Many women experience back pain during pregnancy: an awful lot of changes go on to prepare you for birth. A typical weight gain of 15 – 25% creates additional stress on ligaments, tendons and joints: the muscles of your back, tummy and pelvic floor are designed to move and support the joints of your back and pelvis. But as your uterus grows, it can become harder for them to do their job.
Furthermore, an enlarged uterus and increase in breast volume causes the body’s centre of gravity to shift to the front causing the female body to adapt the structures of the spine to allow the lower back to curve inwards more than it would naturally do. Changes to hormones (specifically oestrogen and relaxin) cause ligaments to slacken.
Your back is slightly protected by your baby, who acts as an internal support, but this also makes you less flexible. As your baby grows, your back will feel stiffer, and bending forward and twisting from the waist will be harder to do.
While it is fairly common, back pain during pregnancy should definitely not be accepted as just part of the process. Keeping your back in balance creates a strong foundation to help minimise any discomfort, and there are other day-to-day things you can do to protect your back during pregnancy:

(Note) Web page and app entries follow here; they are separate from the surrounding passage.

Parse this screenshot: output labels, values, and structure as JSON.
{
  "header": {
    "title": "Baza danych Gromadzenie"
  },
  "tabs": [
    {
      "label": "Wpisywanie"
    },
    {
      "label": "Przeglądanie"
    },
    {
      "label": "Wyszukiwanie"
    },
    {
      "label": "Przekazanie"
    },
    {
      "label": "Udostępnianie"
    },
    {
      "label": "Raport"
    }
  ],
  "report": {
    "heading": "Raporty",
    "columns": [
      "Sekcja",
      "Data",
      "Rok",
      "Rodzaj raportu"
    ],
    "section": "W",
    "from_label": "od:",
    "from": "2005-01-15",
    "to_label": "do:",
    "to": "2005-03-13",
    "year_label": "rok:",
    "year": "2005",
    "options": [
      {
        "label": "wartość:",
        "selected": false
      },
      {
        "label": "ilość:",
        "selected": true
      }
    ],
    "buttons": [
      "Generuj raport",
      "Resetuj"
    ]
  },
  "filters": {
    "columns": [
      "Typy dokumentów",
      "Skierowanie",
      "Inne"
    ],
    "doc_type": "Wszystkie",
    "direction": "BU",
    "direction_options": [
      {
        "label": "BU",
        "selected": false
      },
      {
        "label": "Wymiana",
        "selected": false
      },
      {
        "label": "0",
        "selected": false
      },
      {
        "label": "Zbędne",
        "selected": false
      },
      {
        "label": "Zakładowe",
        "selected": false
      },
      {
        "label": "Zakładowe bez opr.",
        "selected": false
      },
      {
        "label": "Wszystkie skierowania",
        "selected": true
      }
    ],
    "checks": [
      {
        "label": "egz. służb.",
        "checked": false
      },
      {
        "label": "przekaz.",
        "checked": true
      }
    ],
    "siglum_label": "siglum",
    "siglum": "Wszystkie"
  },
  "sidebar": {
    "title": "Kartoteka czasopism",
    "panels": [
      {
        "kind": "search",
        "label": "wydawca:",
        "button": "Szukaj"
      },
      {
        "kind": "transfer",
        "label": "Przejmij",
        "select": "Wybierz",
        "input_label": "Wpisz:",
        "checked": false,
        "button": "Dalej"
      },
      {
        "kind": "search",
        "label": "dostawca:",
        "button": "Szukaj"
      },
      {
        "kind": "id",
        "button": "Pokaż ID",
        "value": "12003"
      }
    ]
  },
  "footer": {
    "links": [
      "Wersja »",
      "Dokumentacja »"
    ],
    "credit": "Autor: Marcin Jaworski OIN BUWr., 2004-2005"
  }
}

If you have to lift or carry anything, hold it close to your body. Bend your knees, not your back, and try not to twist. Carry shopping bags in each hand to avoid having weight more on one side than another. Ideally use a rucksack, which helps back muscles to work better. See our recent blog which deals with this subject in more detail.
Keeping fit and supple through gentle exercise is good for you, and can help to prevent back and pelvic pain. Try swimming, walking, cycling on an exercise bike, exercising on a large gym ball, aquanatal classes, pilates or yoga. But don’t overdo it!
Stand tall! Imagine someone is pulling a string attached to the top of your head. Tighten your pelvic floor muscles, and your tummy muscles will help to support your back. When sitting, tilt your pelvis slowly back and forth without moving your shoulders.
Make sure that your back is well supported when you’re sitting down. Ideally, your back should be slightly arched, with your breasts pointing straight ahead, rather than down towards your bump. Sitting upright in a dining chair will help your back more than lounging in a soft chair or sofa. (Also take a look at our recent blog link on looking after your back when you’re sitting at your desk)
Having a high body mass index (BMI) makes you more likely to develop back and pelvic pain during pregnancy. Though you shouldn’t go on a diet in pregnancy, try to limit how much weight you gain. Eating a healthy, balanced diet, and exercising regularly, should help you to maintain a healthy weight.
At around the 16th week of pregnancy, sleeping on your back can make you feel faint as your baby is pressing on your blood vessels. Try lying on your left, with your knees bent up, with two or more pillows placed between your knees. This keeps the pressure off the muscles around your hips and pelvis.
Having rest is important, but so is keeping active. Sleeping or resting for more than eight hours has been linked to new mums having more persistent back and pelvic pain after having their baby.
At the end of the day, enjoy this special time. Visit us to make sure your back is in balance link to minimise the effects of back pain.